Kage Baker liked lists. It gave her a feeling of security to have a linear map to the future, she said: a path of stepping stones clearly marked out through the treacherous morass of What Is To Come.
Mind you, she detested classical To Do lists. Anyone else giving her a list of things to do was in for automatic rebellion: what Momma called Kage’s “sad little pine tree” look, which wasn’t so much sad as an indication that the bedrock was going to rise up and do the samba before Kage changed her mind … Kage liked lists she made herself. The lists for packing, for trip itineraries, for party food and guests.
Shopping lists were probably her absolute favourites. She adored shopping – for anything, really. Definitely one the ladies who enjoyed shopping therapy; even when we were very young and poor, she liked to go to places like Macy’s and Pier 1 to just window-shop. And she’d make out lists of things she’d get as soon as one of us got paid. Some of the items on those lists took 30 years to achieve, but she never lost track.
Plain old grocery shopping was a steady delight for Kage. A trip to CostCo was a monthly adventure into Aladdin’s Cave of Wonders; especially to stock up on the staples that lived in the pantry – Kage felt unsafe unless there was always a pound of sugar, a pound of salt and a pound of various flours on the shelf. Ours was the sort of household where she made up menus as she filled out grocery lists; and so we always knew what was for dinner. After all, with good storage it could always be put aside if one ended up on a major pizza jag come supper time.
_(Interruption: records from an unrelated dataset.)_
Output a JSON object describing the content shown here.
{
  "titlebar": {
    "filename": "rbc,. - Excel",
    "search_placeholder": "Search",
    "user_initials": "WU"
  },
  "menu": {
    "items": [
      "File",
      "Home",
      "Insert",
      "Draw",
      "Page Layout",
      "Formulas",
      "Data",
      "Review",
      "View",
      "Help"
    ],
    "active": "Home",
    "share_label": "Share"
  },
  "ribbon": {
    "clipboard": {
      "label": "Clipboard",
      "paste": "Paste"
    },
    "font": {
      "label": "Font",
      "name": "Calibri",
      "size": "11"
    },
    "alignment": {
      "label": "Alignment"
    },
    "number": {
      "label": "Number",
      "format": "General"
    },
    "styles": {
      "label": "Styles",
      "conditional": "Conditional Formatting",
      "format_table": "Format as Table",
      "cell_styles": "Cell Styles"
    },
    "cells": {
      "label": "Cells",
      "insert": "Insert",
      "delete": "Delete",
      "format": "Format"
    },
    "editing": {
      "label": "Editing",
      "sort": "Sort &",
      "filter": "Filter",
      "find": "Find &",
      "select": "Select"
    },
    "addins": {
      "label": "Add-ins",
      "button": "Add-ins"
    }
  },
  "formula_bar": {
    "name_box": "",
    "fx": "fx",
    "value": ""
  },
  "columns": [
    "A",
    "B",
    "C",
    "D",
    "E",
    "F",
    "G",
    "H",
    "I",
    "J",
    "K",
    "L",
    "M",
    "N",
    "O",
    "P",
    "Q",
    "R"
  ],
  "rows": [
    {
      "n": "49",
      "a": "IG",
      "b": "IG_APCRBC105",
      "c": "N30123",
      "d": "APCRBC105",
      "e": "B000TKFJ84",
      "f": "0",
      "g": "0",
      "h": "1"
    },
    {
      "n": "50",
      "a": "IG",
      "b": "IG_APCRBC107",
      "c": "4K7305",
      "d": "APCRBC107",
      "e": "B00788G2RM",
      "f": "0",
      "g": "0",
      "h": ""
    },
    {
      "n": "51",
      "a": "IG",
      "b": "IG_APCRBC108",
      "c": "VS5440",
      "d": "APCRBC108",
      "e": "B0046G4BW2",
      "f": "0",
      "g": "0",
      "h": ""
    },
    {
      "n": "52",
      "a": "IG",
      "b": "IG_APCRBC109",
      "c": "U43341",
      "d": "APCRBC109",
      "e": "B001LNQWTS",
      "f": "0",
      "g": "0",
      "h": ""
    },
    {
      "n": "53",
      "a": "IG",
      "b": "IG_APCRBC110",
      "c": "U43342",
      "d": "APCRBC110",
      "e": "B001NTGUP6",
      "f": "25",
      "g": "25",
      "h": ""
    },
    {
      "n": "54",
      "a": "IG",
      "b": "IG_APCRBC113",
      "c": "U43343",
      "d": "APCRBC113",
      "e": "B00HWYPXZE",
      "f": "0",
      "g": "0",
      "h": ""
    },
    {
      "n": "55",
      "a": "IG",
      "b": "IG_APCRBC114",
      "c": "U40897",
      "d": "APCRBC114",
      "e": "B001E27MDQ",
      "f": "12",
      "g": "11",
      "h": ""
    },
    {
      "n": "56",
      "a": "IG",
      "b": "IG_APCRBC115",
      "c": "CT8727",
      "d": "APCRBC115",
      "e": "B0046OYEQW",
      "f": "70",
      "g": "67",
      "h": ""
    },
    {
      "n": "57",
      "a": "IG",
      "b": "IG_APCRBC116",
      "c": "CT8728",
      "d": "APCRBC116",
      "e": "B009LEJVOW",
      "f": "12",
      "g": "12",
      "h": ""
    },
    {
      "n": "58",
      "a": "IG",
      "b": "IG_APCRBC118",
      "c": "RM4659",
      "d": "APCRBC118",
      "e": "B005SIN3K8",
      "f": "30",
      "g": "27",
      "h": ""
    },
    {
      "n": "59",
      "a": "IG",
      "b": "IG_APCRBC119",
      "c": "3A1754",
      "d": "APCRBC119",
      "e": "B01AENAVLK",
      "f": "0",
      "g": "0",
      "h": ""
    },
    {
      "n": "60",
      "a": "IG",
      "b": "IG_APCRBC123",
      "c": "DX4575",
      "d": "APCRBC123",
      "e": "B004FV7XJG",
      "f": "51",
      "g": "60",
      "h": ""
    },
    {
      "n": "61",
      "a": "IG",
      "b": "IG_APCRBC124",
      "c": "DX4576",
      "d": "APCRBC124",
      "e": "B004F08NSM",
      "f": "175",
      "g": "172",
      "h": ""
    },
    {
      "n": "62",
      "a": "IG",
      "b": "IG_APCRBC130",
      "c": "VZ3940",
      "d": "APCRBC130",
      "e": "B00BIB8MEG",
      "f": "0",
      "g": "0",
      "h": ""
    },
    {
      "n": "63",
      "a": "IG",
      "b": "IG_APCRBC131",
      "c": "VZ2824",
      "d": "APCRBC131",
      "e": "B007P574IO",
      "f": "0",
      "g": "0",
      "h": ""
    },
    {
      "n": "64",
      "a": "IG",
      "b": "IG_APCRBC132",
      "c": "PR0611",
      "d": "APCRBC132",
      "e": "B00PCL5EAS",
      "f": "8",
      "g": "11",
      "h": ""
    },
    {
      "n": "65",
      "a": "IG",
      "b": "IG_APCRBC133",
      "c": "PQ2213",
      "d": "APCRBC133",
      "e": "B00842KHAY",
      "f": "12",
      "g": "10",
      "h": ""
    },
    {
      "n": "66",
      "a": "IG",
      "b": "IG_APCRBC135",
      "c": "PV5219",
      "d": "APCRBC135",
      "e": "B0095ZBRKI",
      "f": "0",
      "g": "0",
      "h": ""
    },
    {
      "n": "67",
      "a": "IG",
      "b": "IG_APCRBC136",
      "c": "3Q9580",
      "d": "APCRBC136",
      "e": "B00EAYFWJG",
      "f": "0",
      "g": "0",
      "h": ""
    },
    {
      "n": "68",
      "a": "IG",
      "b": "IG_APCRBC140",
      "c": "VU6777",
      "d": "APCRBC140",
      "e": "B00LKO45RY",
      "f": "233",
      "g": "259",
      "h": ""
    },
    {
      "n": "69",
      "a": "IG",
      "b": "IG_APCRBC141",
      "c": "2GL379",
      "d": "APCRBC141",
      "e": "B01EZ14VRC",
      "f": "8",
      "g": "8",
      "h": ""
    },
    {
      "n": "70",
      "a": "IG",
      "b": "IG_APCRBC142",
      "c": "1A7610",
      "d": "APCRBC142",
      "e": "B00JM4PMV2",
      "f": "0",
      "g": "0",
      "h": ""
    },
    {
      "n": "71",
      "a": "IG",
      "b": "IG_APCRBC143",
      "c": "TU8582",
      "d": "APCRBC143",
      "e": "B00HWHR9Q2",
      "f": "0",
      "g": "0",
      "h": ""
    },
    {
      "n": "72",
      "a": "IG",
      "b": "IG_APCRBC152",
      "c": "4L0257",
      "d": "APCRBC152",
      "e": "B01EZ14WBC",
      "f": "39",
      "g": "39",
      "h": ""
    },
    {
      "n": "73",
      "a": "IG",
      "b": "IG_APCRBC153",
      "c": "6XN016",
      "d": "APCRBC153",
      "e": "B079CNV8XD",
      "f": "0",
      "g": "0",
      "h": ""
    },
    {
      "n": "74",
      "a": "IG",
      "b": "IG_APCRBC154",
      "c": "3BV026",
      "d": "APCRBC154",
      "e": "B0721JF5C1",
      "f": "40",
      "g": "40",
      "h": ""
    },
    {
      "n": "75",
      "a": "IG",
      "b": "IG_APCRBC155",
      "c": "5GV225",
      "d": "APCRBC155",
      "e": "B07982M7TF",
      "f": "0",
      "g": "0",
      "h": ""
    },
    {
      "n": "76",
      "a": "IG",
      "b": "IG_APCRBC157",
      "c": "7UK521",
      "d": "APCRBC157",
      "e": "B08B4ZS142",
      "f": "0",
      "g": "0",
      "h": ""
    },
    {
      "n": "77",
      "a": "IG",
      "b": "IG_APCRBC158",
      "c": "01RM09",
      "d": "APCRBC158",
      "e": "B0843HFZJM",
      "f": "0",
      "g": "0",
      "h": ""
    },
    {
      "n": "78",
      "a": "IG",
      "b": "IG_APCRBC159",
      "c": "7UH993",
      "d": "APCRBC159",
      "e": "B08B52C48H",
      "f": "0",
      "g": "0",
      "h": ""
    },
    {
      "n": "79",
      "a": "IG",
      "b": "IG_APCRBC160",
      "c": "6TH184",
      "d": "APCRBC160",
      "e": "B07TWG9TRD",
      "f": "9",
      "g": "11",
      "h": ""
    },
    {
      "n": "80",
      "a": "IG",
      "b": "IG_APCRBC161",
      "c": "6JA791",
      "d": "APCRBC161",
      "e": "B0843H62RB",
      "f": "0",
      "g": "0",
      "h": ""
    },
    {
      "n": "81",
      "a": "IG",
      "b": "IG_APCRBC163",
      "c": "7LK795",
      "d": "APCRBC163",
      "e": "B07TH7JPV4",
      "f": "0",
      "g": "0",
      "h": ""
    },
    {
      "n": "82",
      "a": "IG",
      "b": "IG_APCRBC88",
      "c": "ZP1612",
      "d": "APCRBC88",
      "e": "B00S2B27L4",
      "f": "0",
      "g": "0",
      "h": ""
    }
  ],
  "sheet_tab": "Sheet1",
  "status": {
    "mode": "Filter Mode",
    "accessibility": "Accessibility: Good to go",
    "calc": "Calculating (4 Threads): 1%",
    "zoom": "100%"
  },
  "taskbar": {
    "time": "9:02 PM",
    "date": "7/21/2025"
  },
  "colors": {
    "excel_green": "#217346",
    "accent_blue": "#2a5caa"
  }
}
She packed for trip days in advance. That gave her time to change her mind and re-pack 2 or 3 times before we had to leave; also, time to come to me and beg me to fit a third pair of pants, or another copy of her latest book, or a spare notebook in my own luggage. A bag of Hershey’s Kisses. A flask of rum. Extra CDs.
I pack sparely. And at the last minute. And usually I forget something, too. Especially since Kage has been gone, since I not only loathe lists, I even forget to make them. Fortunately, Kimberly is another expert list-maker, and backs me up. This is very important – she’s been considering what I should take to the hospital with me for weeks – I haven’t even figured out what bag I want to pack, let alone what goes into it.
Of course, they don’t encourage you to bring a lot of things to the hospital with you, in these modern days. When Momma went in for procedures, she always packed her special tan case with toiletries, cosmetics and fancy bed-jackets … I must admit, I did admire the bed jackets, which were gorgeous Victorian-esque things with lace and ribbons and pretty fabrics. That’s out of fashion now, when hospitals prefer you eschew couture in favour of gowns that can be stripped off in one fell swoop.
I guess it makes things handier for emergencies, but it does make one feel flimsy. Insecure. Unsafe. And very, very un-cool.
My main concern is to make sure I have a full set of clothes suitable for escape. That means, at a minimum, panties and soft outer garments that don’t bind or need fancy fasteners, and shoes. And a hat; one’s hair gets dreadful in hospital. Closely following that are something to read and some way to communicate with the outside world. My Kindle works admirably for most of that; when combined with my Buke, I can do anything!
So tomorrow, I’ll stuff all that in a canvas tote or something, and be set. Kimberly will keep it safe for me until I wake up, and then I will be safe and happy no matter where they stash me afterwards. Oh, and my admission papers. And my anesthesiology check list. And my Advanced Care Directive, which I don’t quite remember where it is …
I’ll check Kimberly’s list. I’m sure she has one.